(Dataset entries Opens)

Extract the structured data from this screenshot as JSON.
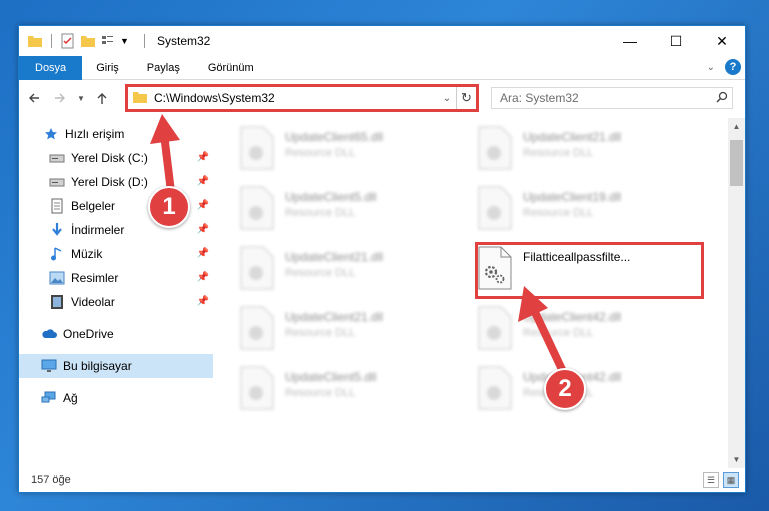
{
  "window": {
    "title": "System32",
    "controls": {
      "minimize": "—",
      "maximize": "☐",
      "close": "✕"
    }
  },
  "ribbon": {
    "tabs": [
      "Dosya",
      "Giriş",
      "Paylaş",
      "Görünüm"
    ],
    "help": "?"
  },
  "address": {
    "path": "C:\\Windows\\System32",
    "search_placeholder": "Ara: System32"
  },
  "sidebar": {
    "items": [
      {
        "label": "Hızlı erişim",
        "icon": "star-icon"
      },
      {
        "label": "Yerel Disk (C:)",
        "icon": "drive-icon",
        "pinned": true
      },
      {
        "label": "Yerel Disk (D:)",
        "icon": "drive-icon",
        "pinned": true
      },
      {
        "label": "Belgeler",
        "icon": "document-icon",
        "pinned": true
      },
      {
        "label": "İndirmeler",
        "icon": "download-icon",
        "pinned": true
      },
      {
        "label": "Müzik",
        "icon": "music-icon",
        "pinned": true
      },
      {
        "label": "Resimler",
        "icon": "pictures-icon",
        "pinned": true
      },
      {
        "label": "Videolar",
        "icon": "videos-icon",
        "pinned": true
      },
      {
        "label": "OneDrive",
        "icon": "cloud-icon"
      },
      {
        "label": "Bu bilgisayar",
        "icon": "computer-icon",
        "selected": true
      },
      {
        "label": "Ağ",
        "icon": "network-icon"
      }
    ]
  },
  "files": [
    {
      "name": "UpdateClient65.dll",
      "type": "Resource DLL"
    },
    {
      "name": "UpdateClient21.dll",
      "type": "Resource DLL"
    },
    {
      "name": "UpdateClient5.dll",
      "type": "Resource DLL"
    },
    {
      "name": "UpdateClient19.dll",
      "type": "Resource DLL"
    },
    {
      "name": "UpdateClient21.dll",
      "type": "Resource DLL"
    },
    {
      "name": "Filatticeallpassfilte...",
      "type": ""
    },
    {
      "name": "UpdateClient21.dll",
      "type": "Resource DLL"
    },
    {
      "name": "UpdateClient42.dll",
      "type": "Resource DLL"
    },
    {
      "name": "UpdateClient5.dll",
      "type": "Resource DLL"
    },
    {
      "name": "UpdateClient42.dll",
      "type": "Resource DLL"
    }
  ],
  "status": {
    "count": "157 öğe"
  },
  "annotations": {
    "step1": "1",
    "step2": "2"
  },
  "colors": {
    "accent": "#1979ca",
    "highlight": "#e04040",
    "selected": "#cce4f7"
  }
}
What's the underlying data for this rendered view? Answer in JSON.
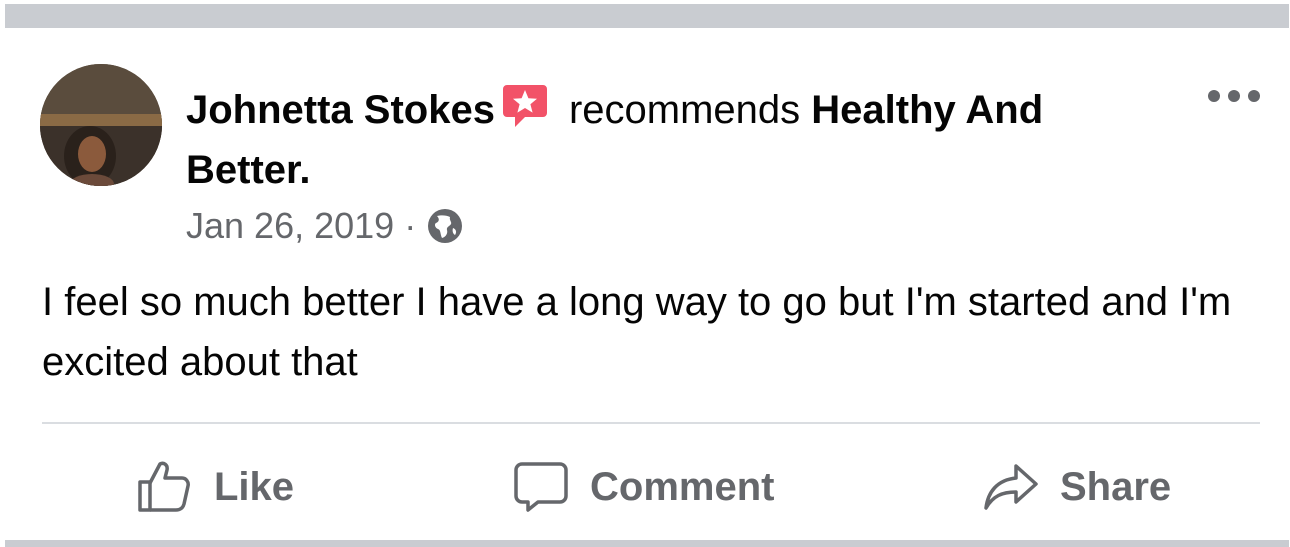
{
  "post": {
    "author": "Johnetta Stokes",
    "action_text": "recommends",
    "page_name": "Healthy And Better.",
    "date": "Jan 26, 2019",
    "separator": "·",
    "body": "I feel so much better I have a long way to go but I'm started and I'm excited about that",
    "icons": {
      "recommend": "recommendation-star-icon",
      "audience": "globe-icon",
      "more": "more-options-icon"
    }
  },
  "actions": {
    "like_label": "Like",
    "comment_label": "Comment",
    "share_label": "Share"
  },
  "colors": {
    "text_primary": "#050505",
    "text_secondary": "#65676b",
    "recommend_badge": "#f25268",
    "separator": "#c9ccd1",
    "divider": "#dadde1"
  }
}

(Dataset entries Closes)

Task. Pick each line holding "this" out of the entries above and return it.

Answer section.
Extract the structured data from this screenshot as JSON.
What's the underlying data for this rendered view? Answer in JSON.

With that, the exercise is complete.